Popik continues to impress in a role so distinctly different to that of his Queensland Theatre debut last year in “Mouthpiece”. He not only conveys the essential decency of high school baseball star George, who plans to attend the State Agricultural School after high school, but he is fully funny, especially in his Act Two wedding morning conversation with his out-of-his-depth and out of touch soon-to-be father-in-law (Hugh Parker). His ability to find the humour in even a sideways glance conveys a talent beyond his years and the promise of his career to come, especially when he also then rises the challenge of the emotional tilt of a sombre Act Three.

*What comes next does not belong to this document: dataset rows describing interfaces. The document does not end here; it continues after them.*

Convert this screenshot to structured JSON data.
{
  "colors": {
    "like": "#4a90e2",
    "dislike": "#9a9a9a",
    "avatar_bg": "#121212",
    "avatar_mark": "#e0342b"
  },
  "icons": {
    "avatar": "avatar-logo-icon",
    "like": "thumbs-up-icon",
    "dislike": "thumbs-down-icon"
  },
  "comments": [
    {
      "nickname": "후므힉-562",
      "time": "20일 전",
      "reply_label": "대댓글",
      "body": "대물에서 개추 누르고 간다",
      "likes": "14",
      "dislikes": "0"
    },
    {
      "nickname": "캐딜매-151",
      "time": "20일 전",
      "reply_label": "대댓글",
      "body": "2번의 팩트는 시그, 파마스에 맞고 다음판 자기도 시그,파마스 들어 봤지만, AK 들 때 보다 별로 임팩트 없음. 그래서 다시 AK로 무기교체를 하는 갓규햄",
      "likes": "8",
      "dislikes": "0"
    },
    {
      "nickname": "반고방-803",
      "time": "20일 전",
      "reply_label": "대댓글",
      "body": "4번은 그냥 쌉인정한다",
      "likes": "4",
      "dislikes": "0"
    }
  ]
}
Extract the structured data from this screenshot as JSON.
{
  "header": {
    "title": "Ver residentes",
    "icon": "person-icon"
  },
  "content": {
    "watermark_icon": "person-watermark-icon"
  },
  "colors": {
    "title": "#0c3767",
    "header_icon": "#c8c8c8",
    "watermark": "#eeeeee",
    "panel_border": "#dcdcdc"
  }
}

The show notably also features four talented actors from Queensland Theatre’s Young Artists’ Ensemble, making their mainstage debut, and while the energy of these performers (Angus Freer, Mia Foley, Luca Klarwein and Ava Ryan) adds to the on-stage dynamic, it is ultimately anchored by its who’s who cast of more seasoned performers. In particular, Roxanne McDonald gets laughs before even opening her mouth as the town’s young paperboy Joe before later infectiously sharing her love of love as gossipy chorister Mrs Soames when the town gathers for George and Emily’s wedding.
“Our Town” may be set in America, but it not just about life in that country or of the time of its setting. Rather, it is about little moments that can become big moments of everybody’s lives, even if only with retrospect, effectively summarised in Emily’s final act ask, “Does any human being ever realise life while they live it — every, every minute?” While its slice-of-life drama depiction may not be accurate, but rather a presentation through a nostalgic lens, this brings with it a comfort that is much needed in confronting times. The fact that this production is one of the few playing in a world that usually sees hundreds of productions of the play each night, makes it even more special, beyond just its always-timely reminder to cherish life’s small moments. It seems appropriate that a show celebrating the return to theatre is one of pure storytelling and character and “Our Town” is exactly this… a beautiful celebration-of-life story about compassion, love and taking care of each other through the inevitable tragedies and triumphant joys of life in all of our towns.
Photos c/o: Pia Johnson